%%

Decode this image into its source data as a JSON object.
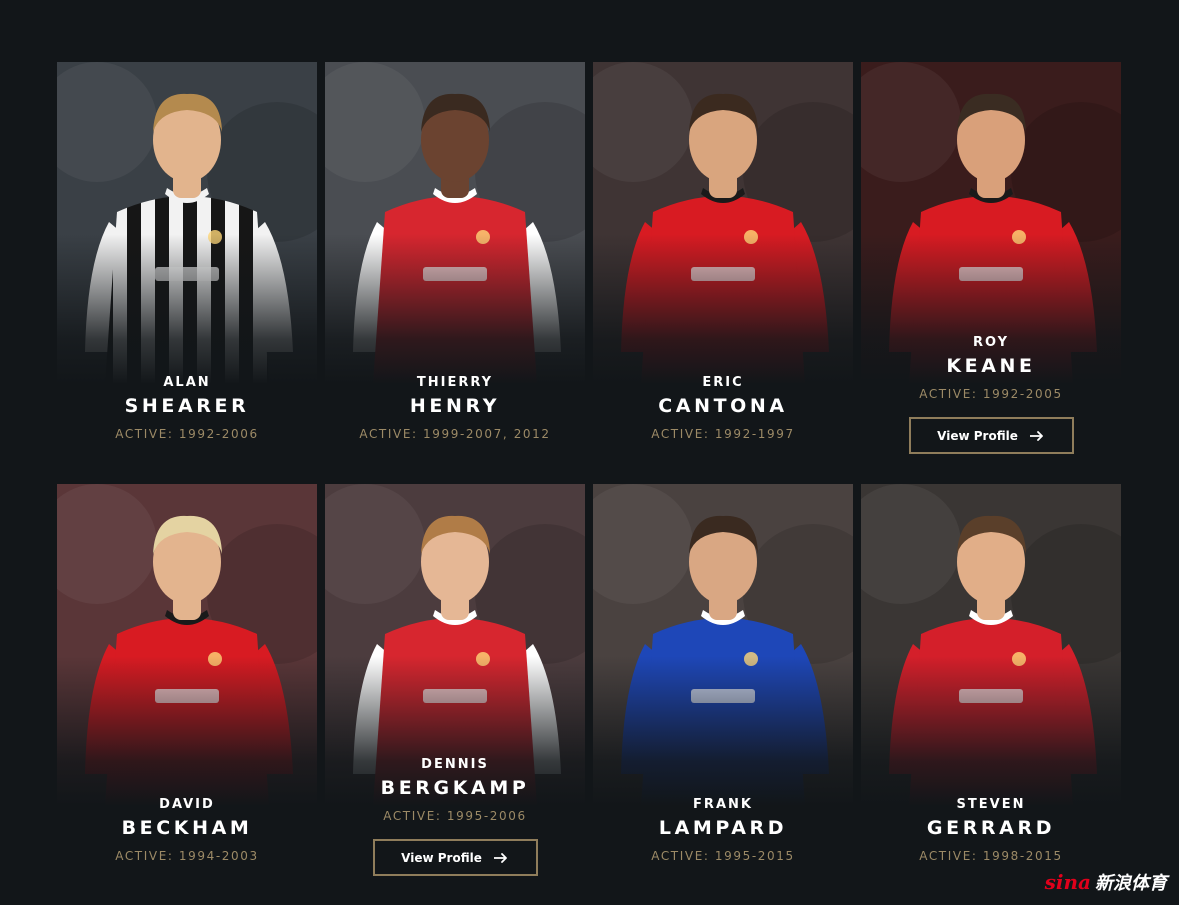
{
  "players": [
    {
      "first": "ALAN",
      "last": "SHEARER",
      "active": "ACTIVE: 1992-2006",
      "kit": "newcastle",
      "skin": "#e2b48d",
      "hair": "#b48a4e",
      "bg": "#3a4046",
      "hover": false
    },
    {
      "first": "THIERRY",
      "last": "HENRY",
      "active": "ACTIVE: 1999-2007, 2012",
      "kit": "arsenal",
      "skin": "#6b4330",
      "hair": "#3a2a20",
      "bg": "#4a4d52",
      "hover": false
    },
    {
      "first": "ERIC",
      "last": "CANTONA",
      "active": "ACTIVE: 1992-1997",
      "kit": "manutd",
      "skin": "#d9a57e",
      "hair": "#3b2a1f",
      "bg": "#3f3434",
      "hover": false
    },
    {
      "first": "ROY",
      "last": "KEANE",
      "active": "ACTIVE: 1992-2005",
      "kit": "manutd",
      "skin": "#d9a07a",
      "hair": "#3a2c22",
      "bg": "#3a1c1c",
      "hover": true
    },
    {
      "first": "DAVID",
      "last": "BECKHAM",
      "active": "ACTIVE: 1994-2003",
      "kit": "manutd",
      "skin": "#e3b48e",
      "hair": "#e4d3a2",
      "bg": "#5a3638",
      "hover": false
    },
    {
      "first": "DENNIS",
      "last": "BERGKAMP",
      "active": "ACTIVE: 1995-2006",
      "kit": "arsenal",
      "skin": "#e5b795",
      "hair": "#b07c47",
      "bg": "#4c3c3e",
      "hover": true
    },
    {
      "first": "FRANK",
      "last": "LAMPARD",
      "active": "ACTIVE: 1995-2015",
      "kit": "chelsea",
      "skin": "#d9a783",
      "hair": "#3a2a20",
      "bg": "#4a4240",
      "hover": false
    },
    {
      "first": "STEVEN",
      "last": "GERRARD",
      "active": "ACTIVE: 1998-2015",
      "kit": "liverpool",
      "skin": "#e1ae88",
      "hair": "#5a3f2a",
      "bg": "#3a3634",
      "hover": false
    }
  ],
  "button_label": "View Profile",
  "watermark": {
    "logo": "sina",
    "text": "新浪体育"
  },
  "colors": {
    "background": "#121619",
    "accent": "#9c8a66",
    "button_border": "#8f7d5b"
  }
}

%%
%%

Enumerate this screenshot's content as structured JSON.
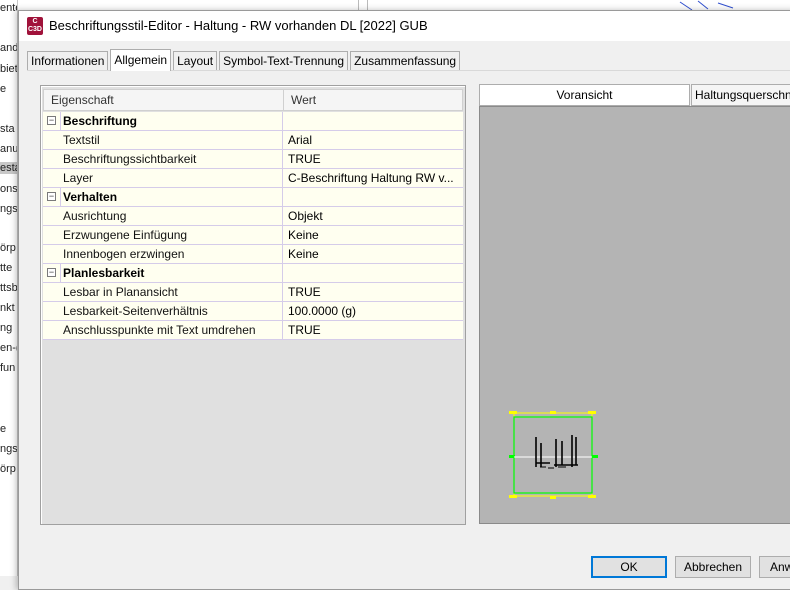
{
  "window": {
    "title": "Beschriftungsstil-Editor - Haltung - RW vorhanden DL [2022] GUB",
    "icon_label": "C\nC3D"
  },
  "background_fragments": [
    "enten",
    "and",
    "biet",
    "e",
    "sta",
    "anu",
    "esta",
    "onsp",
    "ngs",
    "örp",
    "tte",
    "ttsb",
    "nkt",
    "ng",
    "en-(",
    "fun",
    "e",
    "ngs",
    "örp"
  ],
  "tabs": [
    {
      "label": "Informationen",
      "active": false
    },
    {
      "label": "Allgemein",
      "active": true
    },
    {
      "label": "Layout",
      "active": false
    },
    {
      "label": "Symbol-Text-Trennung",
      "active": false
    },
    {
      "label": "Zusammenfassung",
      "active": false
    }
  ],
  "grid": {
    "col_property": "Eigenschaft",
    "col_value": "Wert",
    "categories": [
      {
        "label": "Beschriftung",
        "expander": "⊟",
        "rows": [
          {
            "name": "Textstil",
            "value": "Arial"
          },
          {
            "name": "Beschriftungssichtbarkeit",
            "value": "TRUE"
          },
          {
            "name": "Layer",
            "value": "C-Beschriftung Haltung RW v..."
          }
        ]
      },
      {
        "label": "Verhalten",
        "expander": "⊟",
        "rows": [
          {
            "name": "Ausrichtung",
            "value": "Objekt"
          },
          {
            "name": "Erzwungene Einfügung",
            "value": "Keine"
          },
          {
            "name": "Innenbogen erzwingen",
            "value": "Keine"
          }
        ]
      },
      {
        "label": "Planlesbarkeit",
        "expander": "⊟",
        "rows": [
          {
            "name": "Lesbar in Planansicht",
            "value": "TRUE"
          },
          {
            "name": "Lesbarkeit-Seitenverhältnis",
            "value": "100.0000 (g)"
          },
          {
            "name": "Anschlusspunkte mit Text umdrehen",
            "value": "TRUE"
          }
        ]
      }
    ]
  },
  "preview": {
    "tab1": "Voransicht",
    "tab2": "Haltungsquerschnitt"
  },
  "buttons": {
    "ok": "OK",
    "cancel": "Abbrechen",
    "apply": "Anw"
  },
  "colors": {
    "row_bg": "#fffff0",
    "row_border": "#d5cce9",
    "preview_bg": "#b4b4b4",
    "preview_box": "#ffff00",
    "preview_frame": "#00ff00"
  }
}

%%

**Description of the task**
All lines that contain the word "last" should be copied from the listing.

**Your response**
      "last": "SHEARER",
      "last": "HENRY",
      "last": "CANTONA",
      "last": "KEANE",
      "last": "BECKHAM",
      "last": "BERGKAMP",
      "last": "LAMPARD",
      "last": "GERRARD",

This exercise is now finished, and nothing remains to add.